◆ Task item
Which lines of the material hold the word "structure"? Copy each one.
+++
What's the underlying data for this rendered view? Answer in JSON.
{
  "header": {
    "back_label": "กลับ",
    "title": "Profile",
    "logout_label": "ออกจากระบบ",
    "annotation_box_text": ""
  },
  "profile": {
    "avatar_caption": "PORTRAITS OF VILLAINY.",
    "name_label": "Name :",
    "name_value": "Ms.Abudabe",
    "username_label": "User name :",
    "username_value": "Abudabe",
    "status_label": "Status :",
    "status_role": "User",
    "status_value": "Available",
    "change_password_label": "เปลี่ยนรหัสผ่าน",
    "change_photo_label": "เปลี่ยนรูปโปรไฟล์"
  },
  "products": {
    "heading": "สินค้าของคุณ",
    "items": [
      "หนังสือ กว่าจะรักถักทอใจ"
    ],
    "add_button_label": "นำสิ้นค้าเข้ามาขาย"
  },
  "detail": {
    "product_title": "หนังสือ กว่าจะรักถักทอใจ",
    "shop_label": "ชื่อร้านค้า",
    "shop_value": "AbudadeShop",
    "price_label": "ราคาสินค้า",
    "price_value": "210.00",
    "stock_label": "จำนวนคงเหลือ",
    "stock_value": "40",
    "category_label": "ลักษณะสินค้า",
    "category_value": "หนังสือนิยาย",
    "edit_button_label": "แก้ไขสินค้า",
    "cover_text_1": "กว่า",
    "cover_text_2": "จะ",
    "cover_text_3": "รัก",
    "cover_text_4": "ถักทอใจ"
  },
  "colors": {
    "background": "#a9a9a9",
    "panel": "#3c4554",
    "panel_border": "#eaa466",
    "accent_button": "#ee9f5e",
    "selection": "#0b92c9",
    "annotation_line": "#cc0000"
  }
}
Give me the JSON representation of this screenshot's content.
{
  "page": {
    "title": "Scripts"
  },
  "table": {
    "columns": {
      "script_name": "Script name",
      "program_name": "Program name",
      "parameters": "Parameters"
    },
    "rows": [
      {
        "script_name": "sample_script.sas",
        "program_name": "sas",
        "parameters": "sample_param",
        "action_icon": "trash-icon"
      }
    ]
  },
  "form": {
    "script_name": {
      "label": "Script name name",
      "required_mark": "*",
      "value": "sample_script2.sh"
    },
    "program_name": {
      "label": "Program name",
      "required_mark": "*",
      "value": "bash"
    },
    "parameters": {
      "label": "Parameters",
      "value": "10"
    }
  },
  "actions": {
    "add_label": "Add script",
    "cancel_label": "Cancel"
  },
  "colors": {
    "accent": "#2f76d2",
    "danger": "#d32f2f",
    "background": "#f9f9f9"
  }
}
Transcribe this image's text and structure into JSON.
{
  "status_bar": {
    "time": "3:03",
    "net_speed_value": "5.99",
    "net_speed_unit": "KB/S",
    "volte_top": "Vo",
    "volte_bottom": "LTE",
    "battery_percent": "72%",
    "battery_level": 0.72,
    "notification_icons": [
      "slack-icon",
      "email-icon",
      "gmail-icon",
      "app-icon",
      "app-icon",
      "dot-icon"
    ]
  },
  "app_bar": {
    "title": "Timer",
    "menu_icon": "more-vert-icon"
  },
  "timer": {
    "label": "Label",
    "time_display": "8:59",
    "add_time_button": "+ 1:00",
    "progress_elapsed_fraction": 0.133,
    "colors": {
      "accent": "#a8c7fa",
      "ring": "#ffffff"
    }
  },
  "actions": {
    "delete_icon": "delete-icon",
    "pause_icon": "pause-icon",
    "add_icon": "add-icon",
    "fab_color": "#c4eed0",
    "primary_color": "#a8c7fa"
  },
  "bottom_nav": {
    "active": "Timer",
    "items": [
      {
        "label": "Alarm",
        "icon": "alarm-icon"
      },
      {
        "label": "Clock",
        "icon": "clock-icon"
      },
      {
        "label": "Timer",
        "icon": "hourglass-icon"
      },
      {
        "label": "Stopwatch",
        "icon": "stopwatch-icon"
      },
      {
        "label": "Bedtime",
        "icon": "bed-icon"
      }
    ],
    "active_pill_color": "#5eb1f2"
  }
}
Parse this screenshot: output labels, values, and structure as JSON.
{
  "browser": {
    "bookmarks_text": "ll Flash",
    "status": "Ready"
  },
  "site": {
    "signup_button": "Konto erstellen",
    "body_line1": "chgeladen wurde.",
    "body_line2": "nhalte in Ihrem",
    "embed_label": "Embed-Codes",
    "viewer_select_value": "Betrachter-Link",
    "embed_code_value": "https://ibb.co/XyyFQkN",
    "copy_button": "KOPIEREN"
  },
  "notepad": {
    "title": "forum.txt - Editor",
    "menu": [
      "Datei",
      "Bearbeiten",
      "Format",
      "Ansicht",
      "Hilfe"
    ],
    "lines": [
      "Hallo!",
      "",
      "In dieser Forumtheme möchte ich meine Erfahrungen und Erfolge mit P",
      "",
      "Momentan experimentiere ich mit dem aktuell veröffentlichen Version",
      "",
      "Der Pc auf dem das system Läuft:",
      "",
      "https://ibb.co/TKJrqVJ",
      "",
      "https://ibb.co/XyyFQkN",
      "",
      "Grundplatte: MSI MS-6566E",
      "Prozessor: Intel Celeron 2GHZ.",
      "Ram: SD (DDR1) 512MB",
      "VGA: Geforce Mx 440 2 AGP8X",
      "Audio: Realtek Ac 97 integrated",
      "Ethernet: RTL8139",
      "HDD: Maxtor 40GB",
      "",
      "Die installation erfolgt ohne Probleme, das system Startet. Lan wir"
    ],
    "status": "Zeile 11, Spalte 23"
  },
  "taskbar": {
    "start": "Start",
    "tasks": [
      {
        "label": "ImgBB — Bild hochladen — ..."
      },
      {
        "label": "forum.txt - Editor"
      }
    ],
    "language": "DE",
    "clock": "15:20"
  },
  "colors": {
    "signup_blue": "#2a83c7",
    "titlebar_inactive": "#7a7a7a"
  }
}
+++
◆ Task solution
Transcribe this image's text and structure into JSON.
Parse this screenshot: output labels, values, and structure as JSON.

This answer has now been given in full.